General Motors will meet with striking members of the United Automobile Workers as the union’s first work stoppage since 2007 nears the three-week mark, according to Reuters.
“Negotiations will resume first thing Monday morning and we will continue to look for solutions to reach an agreement,” the UAW said, according to the news service.
The automaker, meanwhile, said it will continue negotiations with a goal of a deal that “builds a stronger future for its employees and business,” according to Reuters.
The strike began on Sept. 16, with members demanding higher pay, better protection for their health care benefits and an increased share of the automaker’s profits.
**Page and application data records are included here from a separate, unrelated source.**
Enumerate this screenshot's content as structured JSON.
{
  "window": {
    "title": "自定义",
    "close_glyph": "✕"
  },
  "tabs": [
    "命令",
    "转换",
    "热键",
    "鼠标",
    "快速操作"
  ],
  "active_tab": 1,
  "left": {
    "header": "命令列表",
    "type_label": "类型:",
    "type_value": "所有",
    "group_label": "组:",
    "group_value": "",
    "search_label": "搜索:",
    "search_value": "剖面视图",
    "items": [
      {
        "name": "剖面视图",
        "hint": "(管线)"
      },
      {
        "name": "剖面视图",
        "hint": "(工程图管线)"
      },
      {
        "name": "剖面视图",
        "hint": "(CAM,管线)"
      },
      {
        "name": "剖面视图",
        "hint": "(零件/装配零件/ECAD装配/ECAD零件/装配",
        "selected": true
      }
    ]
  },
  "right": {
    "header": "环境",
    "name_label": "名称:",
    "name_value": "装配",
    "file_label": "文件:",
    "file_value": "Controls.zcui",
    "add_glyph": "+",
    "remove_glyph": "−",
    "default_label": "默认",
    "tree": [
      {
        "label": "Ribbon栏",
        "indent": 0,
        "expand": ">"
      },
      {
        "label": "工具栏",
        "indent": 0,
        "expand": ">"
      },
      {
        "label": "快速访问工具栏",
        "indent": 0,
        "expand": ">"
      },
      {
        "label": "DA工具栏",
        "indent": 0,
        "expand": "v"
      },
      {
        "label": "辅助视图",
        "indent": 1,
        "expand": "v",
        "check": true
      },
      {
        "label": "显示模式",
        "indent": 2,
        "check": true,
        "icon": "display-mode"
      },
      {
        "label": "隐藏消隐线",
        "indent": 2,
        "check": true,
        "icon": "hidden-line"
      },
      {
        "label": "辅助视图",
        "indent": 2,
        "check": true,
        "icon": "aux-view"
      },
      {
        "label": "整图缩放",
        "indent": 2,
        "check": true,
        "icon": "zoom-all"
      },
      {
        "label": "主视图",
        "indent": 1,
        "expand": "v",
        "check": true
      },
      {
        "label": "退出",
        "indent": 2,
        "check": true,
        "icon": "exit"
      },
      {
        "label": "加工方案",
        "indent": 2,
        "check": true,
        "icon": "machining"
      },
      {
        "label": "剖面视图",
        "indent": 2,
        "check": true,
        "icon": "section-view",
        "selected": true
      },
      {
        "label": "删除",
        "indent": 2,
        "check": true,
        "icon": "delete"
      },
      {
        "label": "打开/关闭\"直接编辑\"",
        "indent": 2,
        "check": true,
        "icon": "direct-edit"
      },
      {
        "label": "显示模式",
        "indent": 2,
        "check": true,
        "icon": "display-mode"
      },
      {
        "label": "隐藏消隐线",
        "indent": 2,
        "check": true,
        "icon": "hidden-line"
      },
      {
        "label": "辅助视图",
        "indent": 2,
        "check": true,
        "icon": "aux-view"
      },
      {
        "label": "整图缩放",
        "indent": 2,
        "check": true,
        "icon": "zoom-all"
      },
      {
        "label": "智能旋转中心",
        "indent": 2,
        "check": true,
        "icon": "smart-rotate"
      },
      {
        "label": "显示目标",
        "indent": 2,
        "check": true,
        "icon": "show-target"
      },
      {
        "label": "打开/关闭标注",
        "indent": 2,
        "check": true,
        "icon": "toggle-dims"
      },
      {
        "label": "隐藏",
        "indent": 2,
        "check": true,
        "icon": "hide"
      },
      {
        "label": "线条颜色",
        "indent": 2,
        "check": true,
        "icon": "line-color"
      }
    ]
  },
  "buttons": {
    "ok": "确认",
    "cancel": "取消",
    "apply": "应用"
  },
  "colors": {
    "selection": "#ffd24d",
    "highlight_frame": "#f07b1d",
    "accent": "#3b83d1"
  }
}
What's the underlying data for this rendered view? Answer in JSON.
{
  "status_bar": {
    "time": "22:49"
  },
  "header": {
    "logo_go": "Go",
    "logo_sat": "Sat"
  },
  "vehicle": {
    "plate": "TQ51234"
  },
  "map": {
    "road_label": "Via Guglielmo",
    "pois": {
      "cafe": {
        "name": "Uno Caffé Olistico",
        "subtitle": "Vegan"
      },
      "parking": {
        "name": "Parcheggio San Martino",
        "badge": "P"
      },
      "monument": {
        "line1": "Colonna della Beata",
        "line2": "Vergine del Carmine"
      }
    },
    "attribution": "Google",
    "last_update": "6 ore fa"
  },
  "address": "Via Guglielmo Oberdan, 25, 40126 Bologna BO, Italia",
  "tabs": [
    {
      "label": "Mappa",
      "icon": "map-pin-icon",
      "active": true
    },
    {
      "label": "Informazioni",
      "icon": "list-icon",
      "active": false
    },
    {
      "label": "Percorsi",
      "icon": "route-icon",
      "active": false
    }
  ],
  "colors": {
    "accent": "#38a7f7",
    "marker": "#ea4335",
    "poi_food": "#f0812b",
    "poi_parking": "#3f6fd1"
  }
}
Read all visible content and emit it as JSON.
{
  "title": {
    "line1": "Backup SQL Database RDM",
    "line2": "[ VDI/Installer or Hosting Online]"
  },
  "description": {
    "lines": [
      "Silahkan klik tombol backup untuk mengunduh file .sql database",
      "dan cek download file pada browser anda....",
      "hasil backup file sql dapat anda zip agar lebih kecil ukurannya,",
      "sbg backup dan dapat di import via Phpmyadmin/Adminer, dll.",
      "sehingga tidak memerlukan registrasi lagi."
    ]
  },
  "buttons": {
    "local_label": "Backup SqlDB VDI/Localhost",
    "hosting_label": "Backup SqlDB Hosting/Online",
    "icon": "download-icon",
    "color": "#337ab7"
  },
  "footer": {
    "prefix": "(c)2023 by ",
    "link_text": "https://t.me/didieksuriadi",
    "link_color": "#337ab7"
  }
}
Last week, GM announced that 50,00 striking workers would retain their health care benefits after initial reports that the automaker would cut off benefits, claiming the benefits were never at risk and blaming “confusion.” UAW personnel, however, told The Hill that the move was only in response to public pressure.
“It should not have taken stories about UAW GM workers who faced losing their cancer drugs, or postponing their surgery dates for GM to see their workers as humans beings not pawns on a chess board," Jason Kaplan, a representative for UAW, told The Hill last week.